Amid a fair amount of skepticism and uncertainty — including, to some degree, by yours truly — it appears that the ALS ice bucket challenge that went viral some months ago has literally paid off:
According to Vice’s Mike Pearl, the $100 million in funding the challenge generated has led to breakthroughs in our understanding of what causes ALS and how it can be treated. Researchers now report that ALS — a fatal neurodegenerative disease that causes the muscles in the body to deteriorate — is caused by a defective protein, and stem cell therapy has shown promising results in lab tests.
Jonathan Ling, medical researcher at Johns Hopkins, stated in a Reddit AMA that funding from the ALS Ice Bucket Challenge has been instrumental in helping scientists break new scientific ground.
“All of your donations have been amazingly helpful and we have been working tirelessly to find a cure,” Ling wrote.
An infographic from The ALS Association, the global leader in ALS research that received the funds, breaks it down thusly.
Given the group’s stellar performance ratings among leading charity evaluators, I think it is safe to say that we can take them at their word regarding the efficient use of money. Maybe there is something to this so-called “hashtag activism” after all? If only we can muster such efforts to defend the National Institutes of Health (NIH) from Congressional budget cuts, which among other things has led to a 32 percent reduction in ALS research.
Adjusted for inflation, the current NIH budget of $30.9 billion has remained virtually unchanged for over a decade. Its 27 state-of-the-art facilities and centers are responsible for some of the most cutting-edge biomedical and health-related research in the world, including nearly 30 percent of all biomedical research funding annually. With 1,200 principal investigators and more than 4,000 postdoctoral researchers, the NIH‘s Intramural Research Program (IRP) is the largest biomedical research institution on Earth.

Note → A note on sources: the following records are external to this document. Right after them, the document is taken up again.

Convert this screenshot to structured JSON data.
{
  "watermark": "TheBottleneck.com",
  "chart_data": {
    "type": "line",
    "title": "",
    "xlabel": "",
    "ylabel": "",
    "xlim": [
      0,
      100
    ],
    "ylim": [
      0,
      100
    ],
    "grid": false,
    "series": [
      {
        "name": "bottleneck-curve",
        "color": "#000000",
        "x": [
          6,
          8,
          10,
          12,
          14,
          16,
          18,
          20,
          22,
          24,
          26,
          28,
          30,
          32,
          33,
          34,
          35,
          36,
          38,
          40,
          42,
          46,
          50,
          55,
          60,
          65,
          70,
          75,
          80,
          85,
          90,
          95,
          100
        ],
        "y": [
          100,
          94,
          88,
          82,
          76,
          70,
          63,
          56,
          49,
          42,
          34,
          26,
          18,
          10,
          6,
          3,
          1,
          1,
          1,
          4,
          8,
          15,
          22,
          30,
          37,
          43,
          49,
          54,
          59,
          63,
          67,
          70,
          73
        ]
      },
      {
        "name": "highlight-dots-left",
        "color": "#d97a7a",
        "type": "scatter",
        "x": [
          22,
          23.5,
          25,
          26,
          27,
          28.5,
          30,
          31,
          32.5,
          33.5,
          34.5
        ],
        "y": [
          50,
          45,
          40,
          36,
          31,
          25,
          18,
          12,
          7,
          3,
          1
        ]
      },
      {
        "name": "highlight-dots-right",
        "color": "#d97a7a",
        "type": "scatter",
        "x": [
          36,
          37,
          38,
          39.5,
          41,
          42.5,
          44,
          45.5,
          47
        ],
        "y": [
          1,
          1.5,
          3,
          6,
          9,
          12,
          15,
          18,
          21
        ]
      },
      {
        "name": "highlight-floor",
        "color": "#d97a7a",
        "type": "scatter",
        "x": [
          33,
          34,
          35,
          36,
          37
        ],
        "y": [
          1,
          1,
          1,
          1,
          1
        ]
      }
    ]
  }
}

Given what has been made possible by a combination of creativity, technology, and grassroots compassion, let us see how much further we can take it. There are no shortage of good causes to support.